It has been a week of thoughtful recollection and warm tributes to George H. W. Bush the 41st president of the United States who died last Friday.
Like all leaders global or local Bush collected his share of credits and blame and leaves a legacy of character traits to follow or ignore. To me a key Bush lesson is the value of nurturing friendships.
Bush’s long friendship with James Baker his secretary of state and White House chief of staff is well documented as a friendship that benefitted both men and their missions.
There were many other nurtured friendships not so well documented but certainly reflective of how friendships make us better human beings and help us achieve what we need to achieve. One example is the 30-year friendship between Bush and Brian Mulroney our former prime minister.
The two men developed a bond that Mulroney says helped achieve policies important to Canadians including the North American Free Trade Agreement and the U.S.–Canada Treaty on acid rain.
Bush’s friendships were not just with people who felt the same about things that he did. He was close with Bill Clinton the political opposite who denied him a second presidential term. Some observers have said that Democrat Clinton had huge respect for the man he defeated and Republican Bush treated Clinton much like a son.
Friendships offer people opportunities to learn from each other. Arnold Schwarzenegger former California governor and movie star remembers that his friendship with Bush taught him “the good side of politics that you can cross the aisle and you can talk to the other side.”
Bush also was an example of how common decency allows a person to have friendships with people who criticize you and sometimes hurt you.
Maureen Dowd the New York Times journalist revealed this week her unlikely friendship with Bush despite some tough pieces she wrote about his presidency and that of his son George.

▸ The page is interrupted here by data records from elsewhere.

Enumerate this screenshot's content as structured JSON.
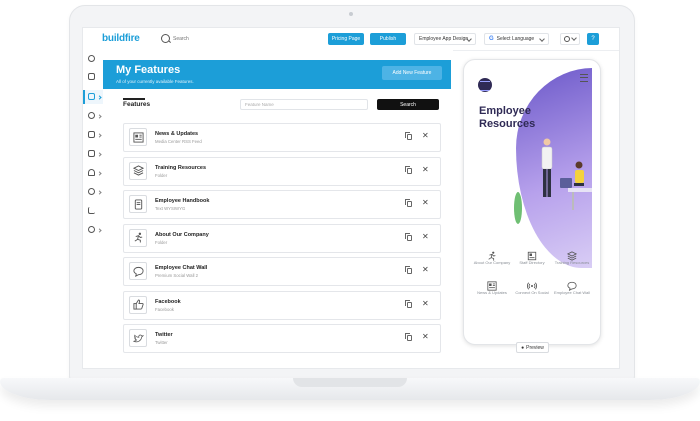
{
  "topbar": {
    "logo_text": "buildfire",
    "search_placeholder": "Search",
    "pricing_label": "Pricing Page",
    "publish_label": "Publish",
    "design_label": "Employee App Design",
    "language_label": "Select Language",
    "help_label": "?"
  },
  "header": {
    "title": "My Features",
    "subtitle": "All of your currently available Features.",
    "add_label": "Add New Feature"
  },
  "features_bar": {
    "label": "Features",
    "search_placeholder": "Feature Name",
    "search_label": "Search"
  },
  "features": [
    {
      "name": "News & Updates",
      "type": "Media Center RSS Feed",
      "icon": "news-icon"
    },
    {
      "name": "Training Resources",
      "type": "Folder",
      "icon": "layers-icon"
    },
    {
      "name": "Employee Handbook",
      "type": "Text WYSIWYG",
      "icon": "document-icon"
    },
    {
      "name": "About Our Company",
      "type": "Folder",
      "icon": "running-person-icon"
    },
    {
      "name": "Employee Chat Wall",
      "type": "Premium Social Wall 2",
      "icon": "chat-icon"
    },
    {
      "name": "Facebook",
      "type": "Facebook",
      "icon": "thumbs-up-icon"
    },
    {
      "name": "Twitter",
      "type": "Twitter",
      "icon": "twitter-icon"
    }
  ],
  "phone": {
    "title": "Employee Resources",
    "nav": [
      {
        "label": "About Our Company",
        "icon": "running-person-icon"
      },
      {
        "label": "Staff Directory",
        "icon": "directory-icon"
      },
      {
        "label": "Training Resources",
        "icon": "layers-icon"
      },
      {
        "label": "News & Updates",
        "icon": "news-icon"
      },
      {
        "label": "Connect On Social",
        "icon": "broadcast-icon"
      },
      {
        "label": "Employee Chat Wall",
        "icon": "chat-icon"
      }
    ]
  },
  "preview_label": "Preview",
  "colors": {
    "accent": "#1c9ed8",
    "dark": "#2f2a55",
    "purple": "#6b58c9"
  }
}
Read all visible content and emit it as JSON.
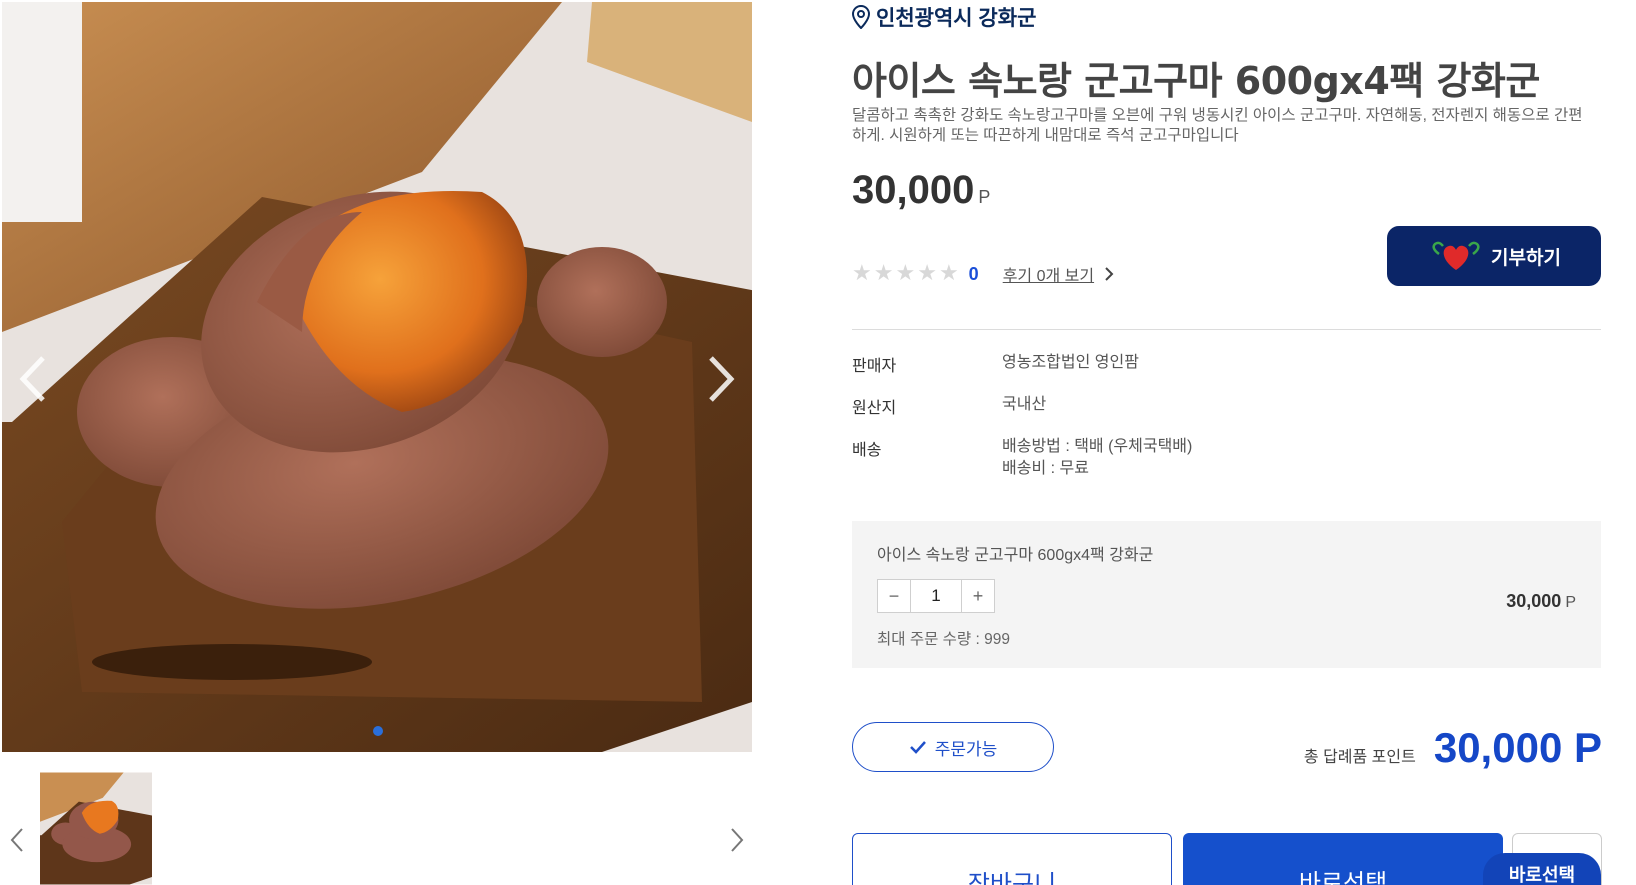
{
  "gallery": {
    "main_image_alt": "군고구마",
    "slide_count": 1,
    "active_slide": 1
  },
  "product": {
    "region": "인천광역시 강화군",
    "title": "아이스 속노랑 군고구마 600gx4팩 강화군",
    "description": "달콤하고 촉촉한 강화도 속노랑고구마를 오븐에 구워 냉동시킨 아이스 군고구마. 자연해동, 전자렌지 해동으로 간편하게. 시원하게 또는 따끈하게 내맘대로 즉석 군고구마입니다",
    "price": "30,000",
    "price_unit": "P",
    "rating_count": "0",
    "review_link": "후기 0개 보기",
    "donate_label": "기부하기"
  },
  "specs": [
    {
      "key": "판매자",
      "value": "영농조합법인 영인팜"
    },
    {
      "key": "원산지",
      "value": "국내산"
    },
    {
      "key": "배송",
      "value": "배송방법 : 택배 (우체국택배)",
      "value2": "배송비 : 무료"
    }
  ],
  "option": {
    "name": "아이스 속노랑 군고구마 600gx4팩 강화군",
    "quantity": "1",
    "minus": "−",
    "plus": "+",
    "max_order": "최대 주문 수량 : 999",
    "price": "30,000",
    "price_unit": "P"
  },
  "summary": {
    "availability": "주문가능",
    "total_label": "총 답례품 포인트",
    "total_value": "30,000 P"
  },
  "actions": {
    "cart": "장바구니",
    "buy": "바로선택",
    "float_buy": "바로선택"
  },
  "colors": {
    "navy": "#0b2567",
    "primary": "#1550cc",
    "accent_blue": "#1547c7"
  }
}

Bush did not like some things the New York Times wrote but always seemed to understand the relationship between the press and people in power. He never considered the media the enemy of the people.
Dowd revealed that he once wrote her a note that characterizes his feelings about the press and how building friendships was a critical part of his character.
“Put it this way’’ said his note to her. “I reserve the right to whine to not read to use profanity but if you ever get really hurt or if you ever get really down and need a shoulder to cry on or just need a friend — give me a call. I’ll be there for you. I’ll not let you down. Now go on out and knock my knickers off. When you do I might just cancel my subscription.”
Bush was a classic example of how to build maintain and manage friendships. Respect friends their time their space their ideas and their opinions. You don’t have to agree with them but don’t be manipulative or dishonest with them.
Being honest is always the best way of doing the right thing no matter how much it might hurt. Bush showed that in a 1995 letter to the National Rifle Association (NRA) of which he was a lifetime member.
Wayne LaPierre the NRA head had written a mean-spirited letter to President Clinton condemning his administration’s 10-year ban on some semi-automatic assault weapons (the ban expired in 2004). It said the “ban gives jackbooted government thugs more power to take away our constitutional rights break in our doors seize our guns destroy our property and even injure or kill us.”
Bush gun owner hunter and then retired in Houston wrote LaPierre saying the NRA letter offended a “sense of decency and honor” and “indirectly slanders a wide array of government law enforcement officials who are out there day and night laying their lives on the line for all of us.”
The letter said he was rescinding his lifetime NRA membership.
Times change sometimes not for the better. But George H. W. Bush never forgot the advice of Aesop the ancient Greek storyteller who wrote (personal pronouns changed to reflect our times):
“A person is known by the company he or she keeps.”